Component data from apps and pages:
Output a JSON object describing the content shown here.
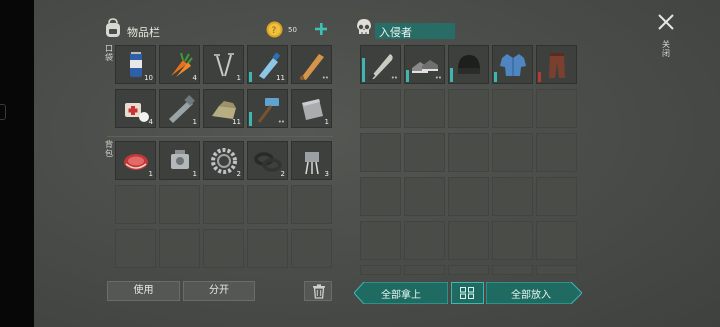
{
  "inventory": {
    "title": "物品栏",
    "coin_count": "50",
    "pockets_label": "口袋",
    "backpack_label": "背包",
    "use_label": "使用",
    "split_label": "分开"
  },
  "invader": {
    "title": "入侵者",
    "take_all_label": "全部拿上",
    "put_all_label": "全部放入"
  },
  "close_label": "关闭",
  "pocket_items": [
    {
      "icon": "soda-can-icon",
      "count": "10"
    },
    {
      "icon": "carrot-icon",
      "count": "4"
    },
    {
      "icon": "nails-icon",
      "count": "1"
    },
    {
      "icon": "water-bottle-icon",
      "count": "11"
    },
    {
      "icon": "baseball-bat-icon",
      "count": "••"
    },
    {
      "icon": "medkit-icon",
      "count": "4"
    },
    {
      "icon": "pipe-icon",
      "count": "1"
    },
    {
      "icon": "cloth-icon",
      "count": "11"
    },
    {
      "icon": "sledgehammer-icon",
      "count": "••"
    },
    {
      "icon": "metal-plate-icon",
      "count": "1"
    }
  ],
  "backpack_items": [
    {
      "icon": "meat-icon",
      "count": "1"
    },
    {
      "icon": "engine-part-icon",
      "count": "1"
    },
    {
      "icon": "gear-ring-icon",
      "count": "2"
    },
    {
      "icon": "rubber-ring-icon",
      "count": "2"
    },
    {
      "icon": "electronic-part-icon",
      "count": "3"
    }
  ],
  "invader_items": [
    {
      "icon": "machete-icon",
      "count": "••"
    },
    {
      "icon": "sneakers-icon",
      "count": "••"
    },
    {
      "icon": "beanie-icon",
      "count": ""
    },
    {
      "icon": "shirt-icon",
      "count": ""
    },
    {
      "icon": "pants-icon",
      "count": ""
    }
  ],
  "colors": {
    "accent": "#3fb6b0",
    "teal_button": "#1f6b62",
    "background": "#4a4c49"
  }
}
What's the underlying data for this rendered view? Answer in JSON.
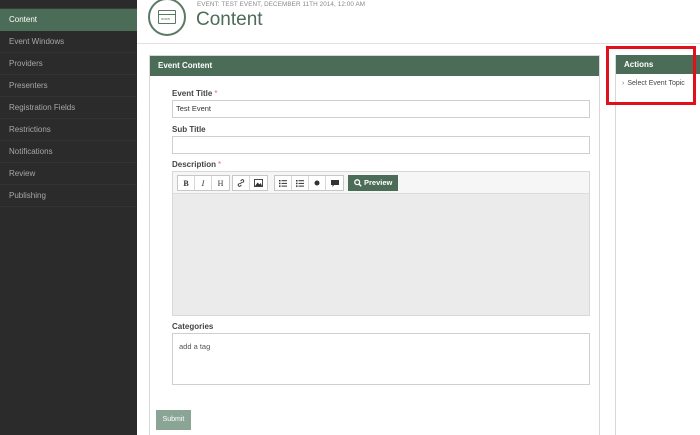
{
  "sidebar": {
    "items": [
      {
        "label": "Content",
        "active": true
      },
      {
        "label": "Event Windows"
      },
      {
        "label": "Providers"
      },
      {
        "label": "Presenters"
      },
      {
        "label": "Registration Fields"
      },
      {
        "label": "Restrictions"
      },
      {
        "label": "Notifications"
      },
      {
        "label": "Review"
      },
      {
        "label": "Publishing"
      }
    ]
  },
  "header": {
    "icon": "browser-window-icon",
    "icon_text": "www",
    "event_line": "EVENT: TEST EVENT, DECEMBER 11TH 2014, 12:00 AM",
    "title": "Content"
  },
  "event_content": {
    "panel_title": "Event Content",
    "event_title_label": "Event Title",
    "required_mark": "*",
    "event_title_value": "Test Event",
    "sub_title_label": "Sub Title",
    "sub_title_value": "",
    "description_label": "Description",
    "toolbar": {
      "bold": "B",
      "italic": "I",
      "heading": "H",
      "link_icon": "link-icon",
      "image_icon": "image-icon",
      "bullet_list_icon": "bullet-list-icon",
      "numbered_list_icon": "numbered-list-icon",
      "dot_icon": "circle-icon",
      "comment_icon": "comment-icon",
      "preview_label": "Preview"
    },
    "categories_label": "Categories",
    "categories_placeholder": "add a tag",
    "submit_label": "Submit"
  },
  "actions": {
    "title": "Actions",
    "items": [
      {
        "label": "Select Event Topic"
      }
    ]
  },
  "colors": {
    "brand_green": "#4b6d57",
    "sidebar_bg": "#2b2b2b",
    "highlight_red": "#e0111b",
    "required_pink": "#e06b7c"
  }
}
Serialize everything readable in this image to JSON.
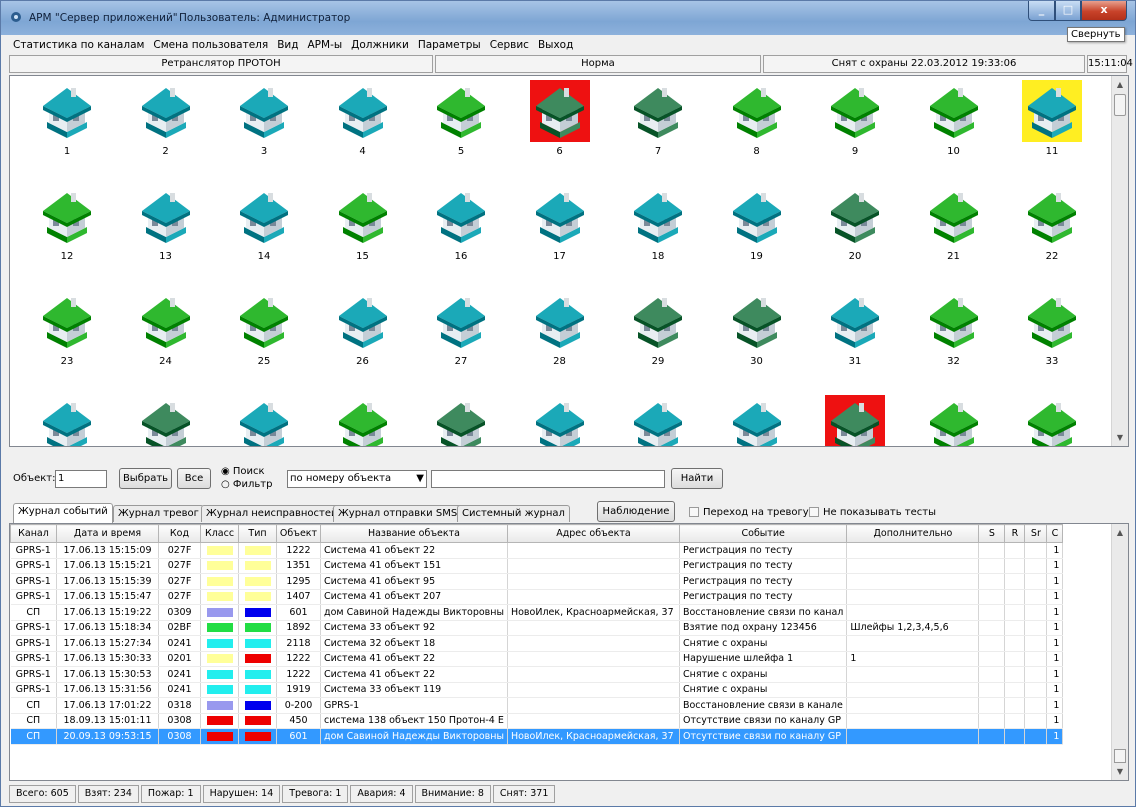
{
  "window": {
    "app_title": "АРМ \"Сервер приложений\"",
    "user_label": "Пользователь: Администратор",
    "tooltip": "Свернуть",
    "min_glyph": "_",
    "max_glyph": "□",
    "close_glyph": "x"
  },
  "menu": [
    "Статистика по каналам",
    "Смена пользователя",
    "Вид",
    "АРМ-ы",
    "Должники",
    "Параметры",
    "Сервис",
    "Выход"
  ],
  "status_top": {
    "relay": "Ретранслятор ПРОТОН",
    "state": "Норма",
    "guard": "Снят с охраны 22.03.2012 19:33:06",
    "time": "15:11:04"
  },
  "colors": {
    "teal": "#1ba9b8",
    "green": "#2fb82f",
    "dark_green": "#3e8a5e",
    "alarm_red": "#ee1111",
    "warn_yellow": "#ffee22",
    "select_blue": "#3399ff"
  },
  "objects": [
    {
      "n": "1",
      "roof": "teal",
      "wall": "teal",
      "bg": ""
    },
    {
      "n": "2",
      "roof": "teal",
      "wall": "teal",
      "bg": ""
    },
    {
      "n": "3",
      "roof": "teal",
      "wall": "teal",
      "bg": ""
    },
    {
      "n": "4",
      "roof": "teal",
      "wall": "teal",
      "bg": ""
    },
    {
      "n": "5",
      "roof": "green",
      "wall": "green",
      "bg": ""
    },
    {
      "n": "6",
      "roof": "dark_green",
      "wall": "dark_green",
      "bg": "alarm_red"
    },
    {
      "n": "7",
      "roof": "dark_green",
      "wall": "dark_green",
      "bg": ""
    },
    {
      "n": "8",
      "roof": "green",
      "wall": "green",
      "bg": ""
    },
    {
      "n": "9",
      "roof": "green",
      "wall": "green",
      "bg": ""
    },
    {
      "n": "10",
      "roof": "green",
      "wall": "green",
      "bg": ""
    },
    {
      "n": "11",
      "roof": "teal",
      "wall": "teal",
      "bg": "warn_yellow"
    },
    {
      "n": "12",
      "roof": "green",
      "wall": "green",
      "bg": ""
    },
    {
      "n": "13",
      "roof": "teal",
      "wall": "teal",
      "bg": ""
    },
    {
      "n": "14",
      "roof": "teal",
      "wall": "teal",
      "bg": ""
    },
    {
      "n": "15",
      "roof": "green",
      "wall": "green",
      "bg": ""
    },
    {
      "n": "16",
      "roof": "teal",
      "wall": "teal",
      "bg": ""
    },
    {
      "n": "17",
      "roof": "teal",
      "wall": "teal",
      "bg": ""
    },
    {
      "n": "18",
      "roof": "teal",
      "wall": "teal",
      "bg": ""
    },
    {
      "n": "19",
      "roof": "teal",
      "wall": "teal",
      "bg": ""
    },
    {
      "n": "20",
      "roof": "dark_green",
      "wall": "dark_green",
      "bg": ""
    },
    {
      "n": "21",
      "roof": "green",
      "wall": "green",
      "bg": ""
    },
    {
      "n": "22",
      "roof": "green",
      "wall": "green",
      "bg": ""
    },
    {
      "n": "23",
      "roof": "green",
      "wall": "green",
      "bg": ""
    },
    {
      "n": "24",
      "roof": "green",
      "wall": "green",
      "bg": ""
    },
    {
      "n": "25",
      "roof": "green",
      "wall": "green",
      "bg": ""
    },
    {
      "n": "26",
      "roof": "teal",
      "wall": "teal",
      "bg": ""
    },
    {
      "n": "27",
      "roof": "teal",
      "wall": "teal",
      "bg": ""
    },
    {
      "n": "28",
      "roof": "teal",
      "wall": "teal",
      "bg": ""
    },
    {
      "n": "29",
      "roof": "dark_green",
      "wall": "dark_green",
      "bg": ""
    },
    {
      "n": "30",
      "roof": "dark_green",
      "wall": "dark_green",
      "bg": ""
    },
    {
      "n": "31",
      "roof": "teal",
      "wall": "teal",
      "bg": ""
    },
    {
      "n": "32",
      "roof": "green",
      "wall": "green",
      "bg": ""
    },
    {
      "n": "33",
      "roof": "green",
      "wall": "green",
      "bg": ""
    },
    {
      "n": "",
      "roof": "teal",
      "wall": "teal",
      "bg": ""
    },
    {
      "n": "",
      "roof": "dark_green",
      "wall": "dark_green",
      "bg": ""
    },
    {
      "n": "",
      "roof": "teal",
      "wall": "teal",
      "bg": ""
    },
    {
      "n": "",
      "roof": "green",
      "wall": "green",
      "bg": ""
    },
    {
      "n": "",
      "roof": "dark_green",
      "wall": "dark_green",
      "bg": ""
    },
    {
      "n": "",
      "roof": "teal",
      "wall": "teal",
      "bg": ""
    },
    {
      "n": "",
      "roof": "teal",
      "wall": "teal",
      "bg": ""
    },
    {
      "n": "",
      "roof": "teal",
      "wall": "teal",
      "bg": ""
    },
    {
      "n": "",
      "roof": "dark_green",
      "wall": "dark_green",
      "bg": "alarm_red"
    },
    {
      "n": "",
      "roof": "green",
      "wall": "green",
      "bg": ""
    },
    {
      "n": "",
      "roof": "green",
      "wall": "green",
      "bg": ""
    }
  ],
  "filter": {
    "object_label": "Объект:",
    "object_value": "1",
    "select_btn": "Выбрать",
    "all_btn": "Все",
    "search_radio": "Поиск",
    "filter_radio": "Фильтр",
    "mode_select": "по номеру объекта",
    "search_value": "",
    "find_btn": "Найти"
  },
  "tabs": [
    "Журнал событий",
    "Журнал тревог",
    "Журнал неисправностей",
    "Журнал отправки SMS",
    "Системный журнал"
  ],
  "observe_btn": "Наблюдение",
  "chk_alarm": "Переход на тревогу",
  "chk_tests": "Не показывать тесты",
  "table": {
    "headers": [
      "Канал",
      "Дата и время",
      "Код",
      "Класс",
      "Тип",
      "Объект",
      "Название объекта",
      "Адрес объекта",
      "Событие",
      "Дополнительно",
      "S",
      "R",
      "Sr",
      "C"
    ],
    "rows": [
      {
        "ch": "GPRS-1",
        "dt": "17.06.13  15:15:09",
        "code": "027F",
        "cls": "#ffff99",
        "typ": "#ffff99",
        "obj": "1222",
        "name": "Система 41 объект 22",
        "addr": "",
        "evt": "Регистрация по тесту",
        "extra": "",
        "c": "1"
      },
      {
        "ch": "GPRS-1",
        "dt": "17.06.13  15:15:21",
        "code": "027F",
        "cls": "#ffff99",
        "typ": "#ffff99",
        "obj": "1351",
        "name": "Система 41 объект 151",
        "addr": "",
        "evt": "Регистрация по тесту",
        "extra": "",
        "c": "1"
      },
      {
        "ch": "GPRS-1",
        "dt": "17.06.13  15:15:39",
        "code": "027F",
        "cls": "#ffff99",
        "typ": "#ffff99",
        "obj": "1295",
        "name": "Система 41 объект 95",
        "addr": "",
        "evt": "Регистрация по тесту",
        "extra": "",
        "c": "1"
      },
      {
        "ch": "GPRS-1",
        "dt": "17.06.13  15:15:47",
        "code": "027F",
        "cls": "#ffff99",
        "typ": "#ffff99",
        "obj": "1407",
        "name": "Система 41 объект 207",
        "addr": "",
        "evt": "Регистрация по тесту",
        "extra": "",
        "c": "1"
      },
      {
        "ch": "СП",
        "dt": "17.06.13  15:19:22",
        "code": "0309",
        "cls": "#9999ee",
        "typ": "#0000ee",
        "obj": "601",
        "name": "дом Савиной Надежды Викторовны",
        "addr": "НовоИлек, Красноармейская, 37",
        "evt": "Восстановление связи по канал",
        "extra": "",
        "c": "1"
      },
      {
        "ch": "GPRS-1",
        "dt": "17.06.13  15:18:34",
        "code": "02BF",
        "cls": "#22dd44",
        "typ": "#22dd44",
        "obj": "1892",
        "name": "Система 33 объект 92",
        "addr": "",
        "evt": "Взятие под охрану 123456",
        "extra": "Шлейфы 1,2,3,4,5,6",
        "c": "1"
      },
      {
        "ch": "GPRS-1",
        "dt": "17.06.13  15:27:34",
        "code": "0241",
        "cls": "#22eeee",
        "typ": "#22eeee",
        "obj": "2118",
        "name": "Система 32 объект 18",
        "addr": "",
        "evt": "Снятие с охраны",
        "extra": "",
        "c": "1"
      },
      {
        "ch": "GPRS-1",
        "dt": "17.06.13  15:30:33",
        "code": "0201",
        "cls": "#ffff99",
        "typ": "#ee0000",
        "obj": "1222",
        "name": "Система 41 объект 22",
        "addr": "",
        "evt": "Нарушение шлейфа 1",
        "extra": "1",
        "c": "1"
      },
      {
        "ch": "GPRS-1",
        "dt": "17.06.13  15:30:53",
        "code": "0241",
        "cls": "#22eeee",
        "typ": "#22eeee",
        "obj": "1222",
        "name": "Система 41 объект 22",
        "addr": "",
        "evt": "Снятие с охраны",
        "extra": "",
        "c": "1"
      },
      {
        "ch": "GPRS-1",
        "dt": "17.06.13  15:31:56",
        "code": "0241",
        "cls": "#22eeee",
        "typ": "#22eeee",
        "obj": "1919",
        "name": "Система 33 объект 119",
        "addr": "",
        "evt": "Снятие с охраны",
        "extra": "",
        "c": "1"
      },
      {
        "ch": "СП",
        "dt": "17.06.13  17:01:22",
        "code": "0318",
        "cls": "#9999ee",
        "typ": "#0000ee",
        "obj": "0-200",
        "name": "GPRS-1",
        "addr": "",
        "evt": "Восстановление связи в канале",
        "extra": "",
        "c": "1"
      },
      {
        "ch": "СП",
        "dt": "18.09.13  15:01:11",
        "code": "0308",
        "cls": "#ee0000",
        "typ": "#ee0000",
        "obj": "450",
        "name": "система 138 объект 150  Протон-4 Е",
        "addr": "",
        "evt": "Отсутствие связи по каналу GP",
        "extra": "",
        "c": "1"
      },
      {
        "ch": "СП",
        "dt": "20.09.13  09:53:15",
        "code": "0308",
        "cls": "#ee0000",
        "typ": "#ee0000",
        "obj": "601",
        "name": "дом Савиной Надежды Викторовны",
        "addr": "НовоИлек, Красноармейская, 37",
        "evt": "Отсутствие связи по каналу GP",
        "extra": "",
        "c": "1",
        "selected": true
      }
    ]
  },
  "bottom": [
    "Всего: 605",
    "Взят: 234",
    "Пожар: 1",
    "Нарушен: 14",
    "Тревога: 1",
    "Авария: 4",
    "Внимание: 8",
    "Снят: 371"
  ]
}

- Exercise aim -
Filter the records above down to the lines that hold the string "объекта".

- Expected answer -
    "mode_select": "по номеру объекта",
      "Название объекта",
      "Адрес объекта",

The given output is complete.